We’ve been hearing a lot about Godfrey triumphs since he won the bid. Here’s what we should also remember:
The stadium cost taxpayers $300 million instead of the $60 million that was promised, and eventually ended up in bankruptcy protection, where Godfrey, by then head of the Blue Jays organization, bought it for a mere $25 million.
Many Sun employees enjoyed a windfall when Quebecor bought the chain, but the sale championed by Godfrey turned out to be a terrible deal for journalism and journalists. Quebecor gutted the newspapers and the newsrooms.

So how much are his promises worth in the Canwest newspaper deal?

A lot, even though few of the ones that count the most to J-Source readers could ever be enforced in court. Godfrey has pledged the new company will offer a job to every full-time newspaper employee, and will eliminate no more than 10 per cent of the part-time workforce. He has promised to keep every newspaper open. But there is nothing about how long those jobs will last, or how long he must keep each newspaper running. He could lay off employees next year without violating the court-ordered pledges.

Will Godfrey have the power to keep his promises? He will be chief executive officer, but the chain was bought by a consortium of investment companies. He is a front man, a hired gun. For the new owners, the point of the purchase is to make money, not news.

So Godfrey’s noblest promises could be easily broken, but they probably won’t. There is no more room at Canwest to lay people off. Managers have been cutting the papers since the chain was sold to Hollinger more than a decade ago. Canwest has already consolidated its operations, melded copy desks and ad departments, withdrawn from Canadian Press and sold off printing plants. A strategy of cuts just doesn’t make sense.

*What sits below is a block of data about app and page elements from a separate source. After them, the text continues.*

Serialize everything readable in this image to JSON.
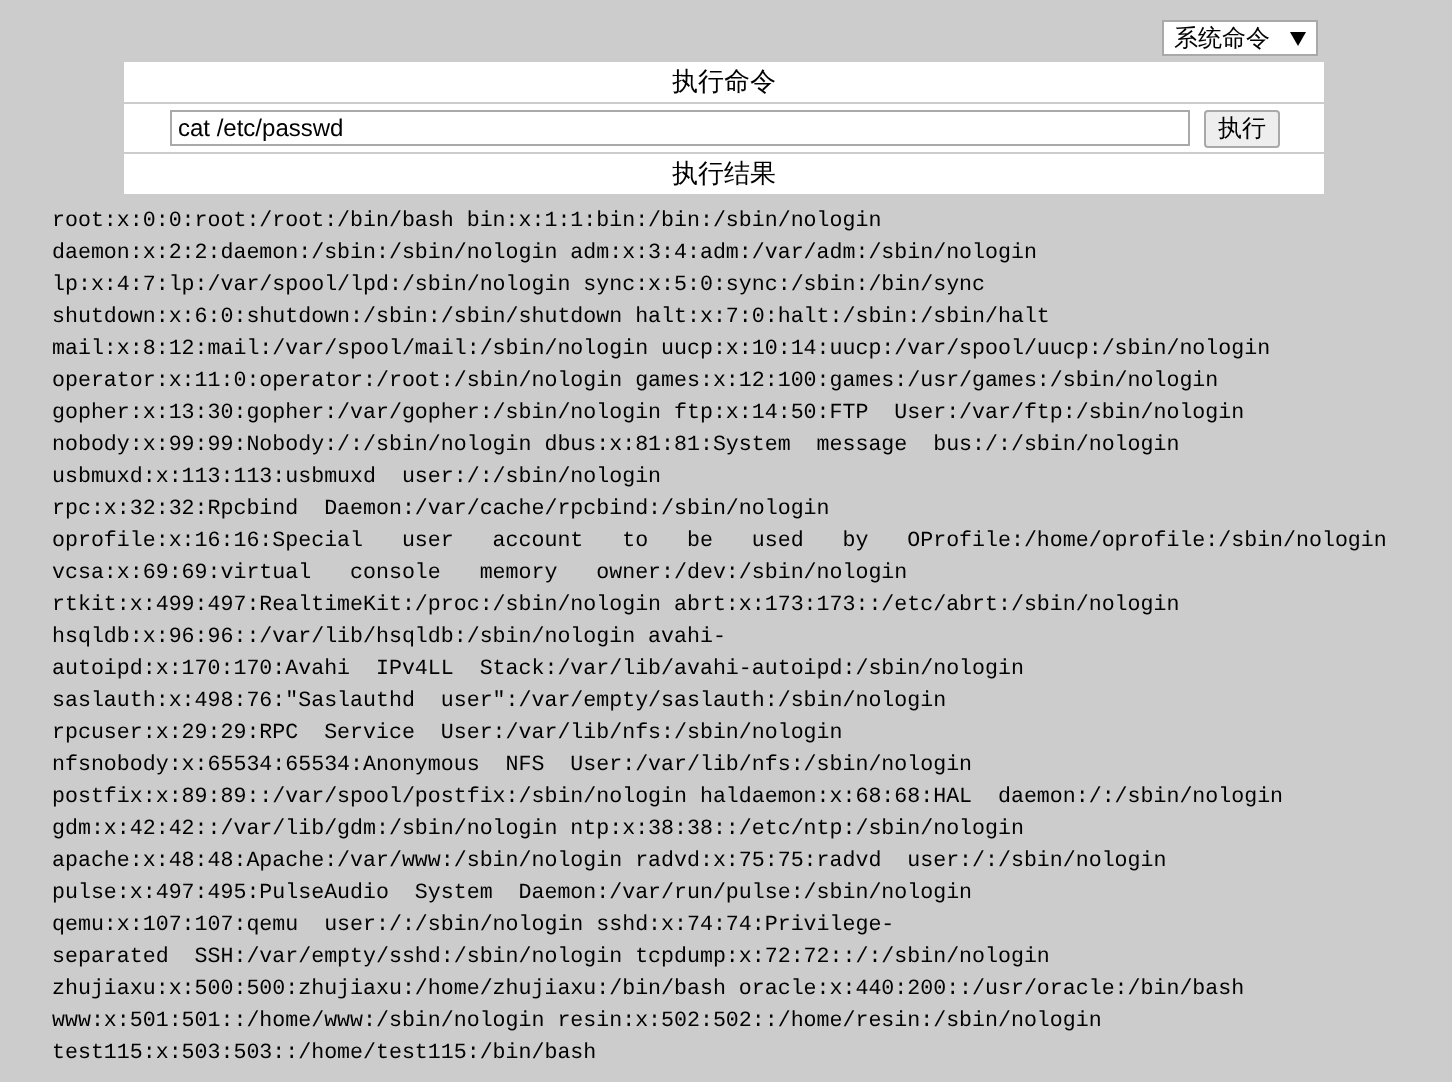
{
  "mode_select": {
    "value": "系统命令"
  },
  "command_title": "执行命令",
  "command_input": {
    "value": "cat /etc/passwd"
  },
  "run_button": "执行",
  "result_title": "执行结果",
  "output_lines": [
    "root:x:0:0:root:/root:/bin/bash bin:x:1:1:bin:/bin:/sbin/nologin",
    "daemon:x:2:2:daemon:/sbin:/sbin/nologin adm:x:3:4:adm:/var/adm:/sbin/nologin",
    "lp:x:4:7:lp:/var/spool/lpd:/sbin/nologin sync:x:5:0:sync:/sbin:/bin/sync",
    "shutdown:x:6:0:shutdown:/sbin:/sbin/shutdown halt:x:7:0:halt:/sbin:/sbin/halt",
    "mail:x:8:12:mail:/var/spool/mail:/sbin/nologin uucp:x:10:14:uucp:/var/spool/uucp:/sbin/nologin",
    "operator:x:11:0:operator:/root:/sbin/nologin games:x:12:100:games:/usr/games:/sbin/nologin",
    "gopher:x:13:30:gopher:/var/gopher:/sbin/nologin ftp:x:14:50:FTP  User:/var/ftp:/sbin/nologin",
    "nobody:x:99:99:Nobody:/:/sbin/nologin dbus:x:81:81:System  message  bus:/:/sbin/nologin",
    "usbmuxd:x:113:113:usbmuxd  user:/:/sbin/nologin",
    "rpc:x:32:32:Rpcbind  Daemon:/var/cache/rpcbind:/sbin/nologin",
    "oprofile:x:16:16:Special   user   account   to   be   used   by   OProfile:/home/oprofile:/sbin/nologin",
    "vcsa:x:69:69:virtual   console   memory   owner:/dev:/sbin/nologin",
    "rtkit:x:499:497:RealtimeKit:/proc:/sbin/nologin abrt:x:173:173::/etc/abrt:/sbin/nologin",
    "hsqldb:x:96:96::/var/lib/hsqldb:/sbin/nologin avahi-",
    "autoipd:x:170:170:Avahi  IPv4LL  Stack:/var/lib/avahi-autoipd:/sbin/nologin",
    "saslauth:x:498:76:\"Saslauthd  user\":/var/empty/saslauth:/sbin/nologin",
    "rpcuser:x:29:29:RPC  Service  User:/var/lib/nfs:/sbin/nologin",
    "nfsnobody:x:65534:65534:Anonymous  NFS  User:/var/lib/nfs:/sbin/nologin",
    "postfix:x:89:89::/var/spool/postfix:/sbin/nologin haldaemon:x:68:68:HAL  daemon:/:/sbin/nologin",
    "gdm:x:42:42::/var/lib/gdm:/sbin/nologin ntp:x:38:38::/etc/ntp:/sbin/nologin",
    "apache:x:48:48:Apache:/var/www:/sbin/nologin radvd:x:75:75:radvd  user:/:/sbin/nologin",
    "pulse:x:497:495:PulseAudio  System  Daemon:/var/run/pulse:/sbin/nologin",
    "qemu:x:107:107:qemu  user:/:/sbin/nologin sshd:x:74:74:Privilege-",
    "separated  SSH:/var/empty/sshd:/sbin/nologin tcpdump:x:72:72::/:/sbin/nologin",
    "zhujiaxu:x:500:500:zhujiaxu:/home/zhujiaxu:/bin/bash oracle:x:440:200::/usr/oracle:/bin/bash",
    "www:x:501:501::/home/www:/sbin/nologin resin:x:502:502::/home/resin:/sbin/nologin",
    "test115:x:503:503::/home/test115:/bin/bash"
  ]
}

More to the point, the cuts won’t be needed.

The publishing arm of Canwest has shown an operating profit for years, with the exception of the National Post. It wasn’t the cost of journalists and newsprint that was killing the newspapers, it was the heavy debt wracked up Canwest when it purchased the chain and when it expanded its broadcast operations.

The newspapers will be servicing just half the debt they had to carry before the sale: just $700 million instead of $1.4 billion. With revenues of roughly $1 billion a year, that means the Canwest newspapers will have about $1.40 in income to help pay principle and interest on every $1 in debt. That’s not far from the ratio boasted by conservative Torstar Corporation – $1.50 in revenues for every $1 in debt.

The time to worry will not be when Godfrey takes over the chain, but when he lists it on the Toronto Stock Exchange, as he has promised to do. No one yet knows if he will simply take the company public, or if he will work out some equity swap that brings another company on board.
In the meantime, we might as well cheer.